At the GDC 2016 show in San Francisco, Razer has announced that the Core will be ready in April and have a price of US $499. As expected, it has been only validated on Razer Blade Stealth and the newly introduced Razer Blade 2016 Edition notebooks but as it uses Thunderbolt 3 interface, it should be compatible with any other notebook, as long as manufacturer wants it.
With dimensions set at 105 x 353 x 220mm, the Razer Core is reasonably portable. It comes with a 500W PSU and features four USB 3.0 ports, Gigabit Ethernet and Thunderbolt 3 port which is used to connect it to a notebook.
As far as graphics cards support is concerned, Razer says that the Core will work with any AMD Radeon graphics card since Radeon 290 series, including the latest R9 Fury, R9 Nano and Radeon 300 series, as well as pretty much all Nvidia Maxwell GPU based graphics cards since Geforce GTX 750/750 Ti, although we are not sure why would you pair up a US $500 priced box with a US $130 priced graphics cards.

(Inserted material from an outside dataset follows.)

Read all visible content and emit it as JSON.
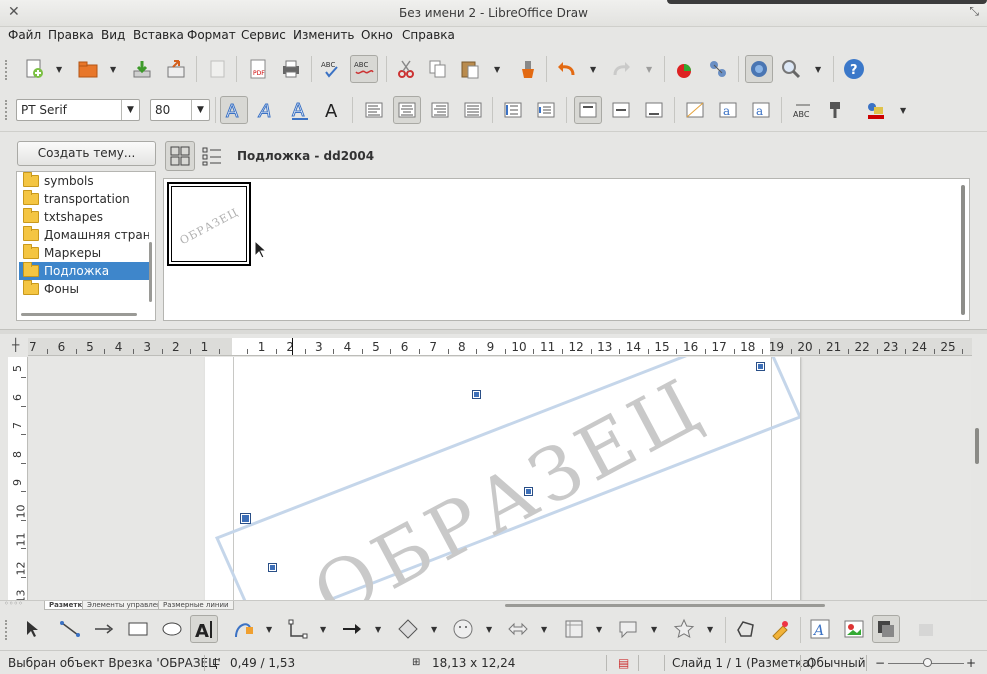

The maximum TDP for the graphics card is set at 375W, which means that all dual-GPU solutions are out of the picture, so it will go as far as R9 Fury X or the GTX Titan X.
There aren’t many notebooks that feature a Thunderbolt 3 ports and we have heard before that Thunderbolt 3 might have certain issues with latency, which is probably why other manufacturers like MSI and Alienware, went on with their own proprietary connectors. Of course, Razer probably did the math but we will surely keep a closer eye on it when it ships in April. Both AMD and Nvidia are tweaking their drivers and already have support for external graphics, so it probably will not matter which graphics card you pick.
According to Razer, the Razer Core will be available in April and priced at US $499. Razer is already started taking pre-orders for the Razer Core and offers a US $100 discount in case you buy it with one of their notebooks, Razer Blade 2016 or Blade Stealth.
MediaTek has told Fudzilla that the Helio X25 SoC is not only real, but that it is a “turbo” version of the Helio X20.
Meizu is expected to be one of the first companies to use the X25. Last year it was also the first to use MTK 6795T for its Meizu MX5 phone. In that case the “T” suffix stood for Turbo. This phone was 200 MHz faster than the standard Helio X10 “non T” version.
In 2016 is that MediaTek decided to use the new Helio X25 name because of a commercial arrangement. MediaTek didn’t mention any of the partners, but confirmed that the CPU and GPU will be faster. They did not mention specific clock speeds. Below is a diagram of the Helio X20, and we assume that the first “eXtreme performance” cluster will get a frequency boost, as well as the GPU.
The Helio X25 will not have any architectural changes, it is just a faster version of X20, just like MTK 6795T was faster version of MTK 6795. According to the company, the Helio X25 will be available in May.
This three cluster Helio X25 SoC has real potential and should be one of the most advanced mobile solutions when it hits the market.The first leaked scores of the Helio X20 suggest great performance, but the X25 should have even better scores. There should be a dozen design wins with Helio X20/ X25 and most of them are yet to be announced. There should be a few announcements for the Helio X25 soon, but at least we do know that now there will be a even faster version of three cluster processor.